For 19-year-old Abhi Keshamouni, a poll worker in Michigan, increasing voter accessibility is what motivated him to sign up this year, he told BuzzFeed News. He said that having more volunteers means more stations and, therefore, it’s less likely that people will have to drive 15-20 minutes just to get to the polling location.
“I love helping people vote and giving everybody access to voting,” Keshamouni said.
Keshamouni first signed up to be a poll worker in 2020 via Power the Polls, an online initiative launched that year seeking to recruit a new wave of poll workers for the presidential election.
This year, Power the Polls has recruited around 125,000 volunteers for November’s midterm elections, Ashley Spillane, a senior adviser of the organization, told BuzzFeed News.
Spillane said that, in 2020, people were signing up “because they knew they wanted to protect seniors” and because they knew that if they didn’t work the polls in some places, polling stations would close. “I think it’s still the same in 2022, except now people are also saying, I just want to do something, I want a way to be involved,” Spillane said.
This midterm election is expected to reach historic turnout levels, making the need for poll workers even more crucial. “We need all the more people working these polling places to keep things smooth so that a historic number of people can actually show up and cast their vote,” Spillane said.
Mallory Rogers, 19, who first signed up to be a poll worker in Georgia during the 2020 election when she was just 16, has signed up again this year, telling BuzzFeed News that working the polls is “a great way to ensure that people are making their voice heard.”
“I’m really excited,” Rogers, who currently attends college in Boston, said. “I really like being able to help people exercise their rights.”
For Abby Nonthe, a 24-year-old poll worker and student in Arizona, her decision to work the elections this year was fueled by wanting to help her community.
“I want to show people, especially my Latino community, that when they come to the polls, they can see a familiar face to somebody that looks like them,” Nonthe told BuzzFeed News. Working the polls also shows people that “our generation can work and want to be involved in elections, we can be poll workers, and that we are here and do have a voice,” she said.
Megan Burnham, 33, who signed up to be a poll worker for the first time in 2020, is volunteering again this year after noticing fewer people were registering to work the elections, she said.
“I think a lot of people have gone back to work and normal activities, so I wanted to try to help out if I could,” Burnham, who is based in New York, said.
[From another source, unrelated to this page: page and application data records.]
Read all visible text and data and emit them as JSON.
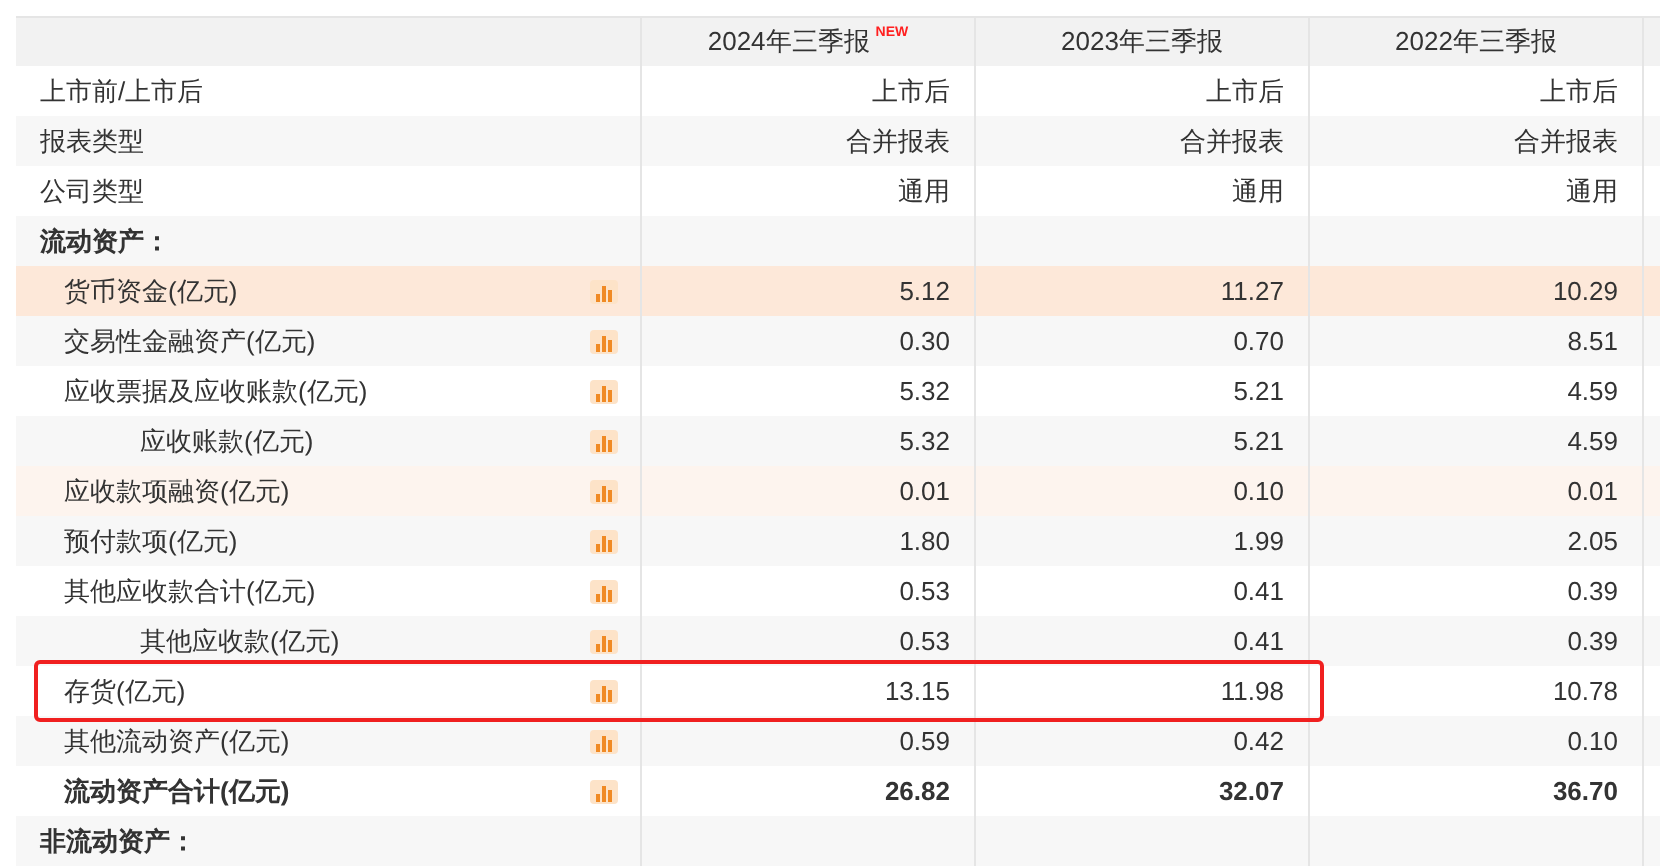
{
  "table": {
    "columns": [
      {
        "label": "2024年三季报",
        "badge": "NEW"
      },
      {
        "label": "2023年三季报"
      },
      {
        "label": "2022年三季报"
      }
    ],
    "rows": [
      {
        "label": "上市前/上市后",
        "values": [
          "上市后",
          "上市后",
          "上市后"
        ],
        "bold": false,
        "chart": false,
        "boxed": false
      },
      {
        "label": "报表类型",
        "values": [
          "合并报表",
          "合并报表",
          "合并报表"
        ],
        "bold": false,
        "chart": false,
        "boxed": false
      },
      {
        "label": "公司类型",
        "values": [
          "通用",
          "通用",
          "通用"
        ],
        "bold": false,
        "chart": false,
        "boxed": false
      },
      {
        "label": "流动资产：",
        "values": [],
        "bold": true,
        "chart": false,
        "boxed": false,
        "children": [
          {
            "label": "货币资金(亿元)",
            "values": [
              "5.12",
              "11.27",
              "10.29"
            ],
            "bold": false,
            "chart": true,
            "boxed": false,
            "color": "#fde8d9"
          },
          {
            "label": "交易性金融资产(亿元)",
            "values": [
              "0.30",
              "0.70",
              "8.51"
            ],
            "bold": false,
            "chart": true,
            "boxed": false
          },
          {
            "label": "应收票据及应收账款(亿元)",
            "values": [
              "5.32",
              "5.21",
              "4.59"
            ],
            "bold": false,
            "chart": true,
            "boxed": false,
            "children": [
              {
                "label": "应收账款(亿元)",
                "values": [
                  "5.32",
                  "5.21",
                  "4.59"
                ],
                "bold": false,
                "chart": true,
                "boxed": false
              }
            ]
          },
          {
            "label": "应收款项融资(亿元)",
            "values": [
              "0.01",
              "0.10",
              "0.01"
            ],
            "bold": false,
            "chart": true,
            "boxed": false,
            "color": "#fdf4ee"
          },
          {
            "label": "预付款项(亿元)",
            "values": [
              "1.80",
              "1.99",
              "2.05"
            ],
            "bold": false,
            "chart": true,
            "boxed": false
          },
          {
            "label": "其他应收款合计(亿元)",
            "values": [
              "0.53",
              "0.41",
              "0.39"
            ],
            "bold": false,
            "chart": true,
            "boxed": false,
            "children": [
              {
                "label": "其他应收款(亿元)",
                "values": [
                  "0.53",
                  "0.41",
                  "0.39"
                ],
                "bold": false,
                "chart": true,
                "boxed": false
              }
            ]
          },
          {
            "label": "存货(亿元)",
            "values": [
              "13.15",
              "11.98",
              "10.78"
            ],
            "bold": false,
            "chart": true,
            "boxed": true
          },
          {
            "label": "其他流动资产(亿元)",
            "values": [
              "0.59",
              "0.42",
              "0.10"
            ],
            "bold": false,
            "chart": true,
            "boxed": false
          },
          {
            "label": "流动资产合计(亿元)",
            "values": [
              "26.82",
              "32.07",
              "36.70"
            ],
            "bold": true,
            "chart": true,
            "boxed": false
          }
        ]
      },
      {
        "label": "非流动资产：",
        "values": [],
        "bold": true,
        "chart": false,
        "boxed": false
      }
    ]
  }
}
She added that after the Supreme Court struck down Roe, she felt like she needed to be more engaged.
During one of the hearings of the congressional committee investigating the Jan. 6 attack on the US Capitol over the summer, Wandrea “Shaye” Moss, a former Georgia election worker, testified about the harassment she faced after Trump and his associates attacked her and her mother during the 2020 election.
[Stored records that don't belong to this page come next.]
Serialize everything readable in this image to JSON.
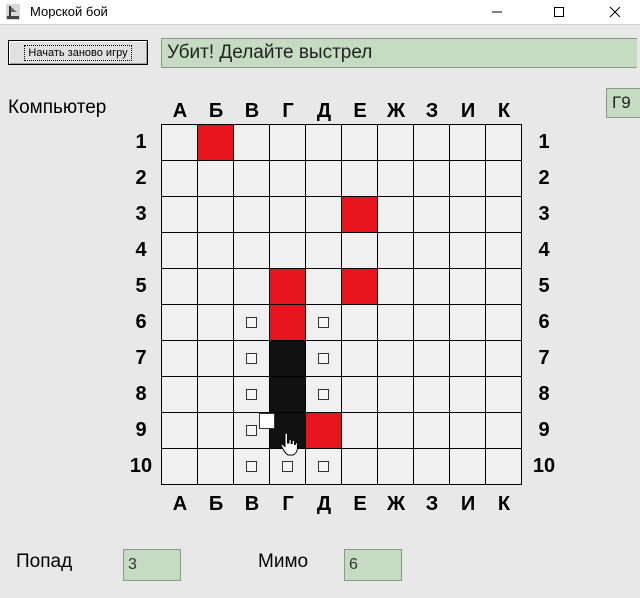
{
  "window": {
    "title": "Морской бой"
  },
  "toolbar": {
    "restart_label": "Начать заново игру",
    "status": "Убит! Делайте выстрел",
    "coordinate": "Г9"
  },
  "board": {
    "title": "Компьютер",
    "columns": [
      "А",
      "Б",
      "В",
      "Г",
      "Д",
      "Е",
      "Ж",
      "З",
      "И",
      "К"
    ],
    "rows": [
      "1",
      "2",
      "3",
      "4",
      "5",
      "6",
      "7",
      "8",
      "9",
      "10"
    ],
    "cells": [
      [
        "empty",
        "hit",
        "empty",
        "empty",
        "empty",
        "empty",
        "empty",
        "empty",
        "empty",
        "empty"
      ],
      [
        "empty",
        "empty",
        "empty",
        "empty",
        "empty",
        "empty",
        "empty",
        "empty",
        "empty",
        "empty"
      ],
      [
        "empty",
        "empty",
        "empty",
        "empty",
        "empty",
        "hit",
        "empty",
        "empty",
        "empty",
        "empty"
      ],
      [
        "empty",
        "empty",
        "empty",
        "empty",
        "empty",
        "empty",
        "empty",
        "empty",
        "empty",
        "empty"
      ],
      [
        "empty",
        "empty",
        "empty",
        "hit",
        "empty",
        "hit",
        "empty",
        "empty",
        "empty",
        "empty"
      ],
      [
        "empty",
        "empty",
        "miss",
        "hit",
        "miss",
        "empty",
        "empty",
        "empty",
        "empty",
        "empty"
      ],
      [
        "empty",
        "empty",
        "miss",
        "sunk",
        "miss",
        "empty",
        "empty",
        "empty",
        "empty",
        "empty"
      ],
      [
        "empty",
        "empty",
        "miss",
        "sunk",
        "miss",
        "empty",
        "empty",
        "empty",
        "empty",
        "empty"
      ],
      [
        "empty",
        "empty",
        "miss",
        "sunk",
        "hit",
        "empty",
        "empty",
        "empty",
        "empty",
        "empty"
      ],
      [
        "empty",
        "empty",
        "miss",
        "miss",
        "miss",
        "empty",
        "empty",
        "empty",
        "empty",
        "empty"
      ]
    ]
  },
  "stats": {
    "hits_label": "Попад",
    "hits_value": "3",
    "misses_label": "Мимо",
    "misses_value": "6"
  },
  "colors": {
    "hit": "#e8141c",
    "sunk": "#111111",
    "field": "#c5dcc2"
  },
  "icons": {
    "app": "ship-icon",
    "minimize": "minimize-icon",
    "maximize": "maximize-icon",
    "close": "close-icon",
    "cursor": "hand-cursor-icon"
  }
}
In her emotional testimony, Moss recounted how she and her mother's lives were drastically changed by the lies lodged against them by then-president Trump and his team. She described how they faced countless death threats, vile and racist comments, and harassment that made them afraid to leave their homes and even introduce themselves by their names.
Erin Sforza, a poll worker from Long Island, remembers watching Moss’s testimony. “I felt awful for her,” Sforza told BuzzFeed News. But for Sforza, who first worked the polls in 2020, the increase in claims of voter fraud and threats against poll workers has made her want to just “get up, go there, and open the polling place,” she said, “almost in defiance of it.”
“If I’m not there, and other people decide not to be there, the polling place might close,” she said. “At this point in time, I feel like almost everywhere you go, unfortunately, in this climate is a risk, and the only way we can change things like that is to give people access to the vote and let their voices be heard.
“The last thing I’m willing to give up is the ability for people to assemble and vote.” ●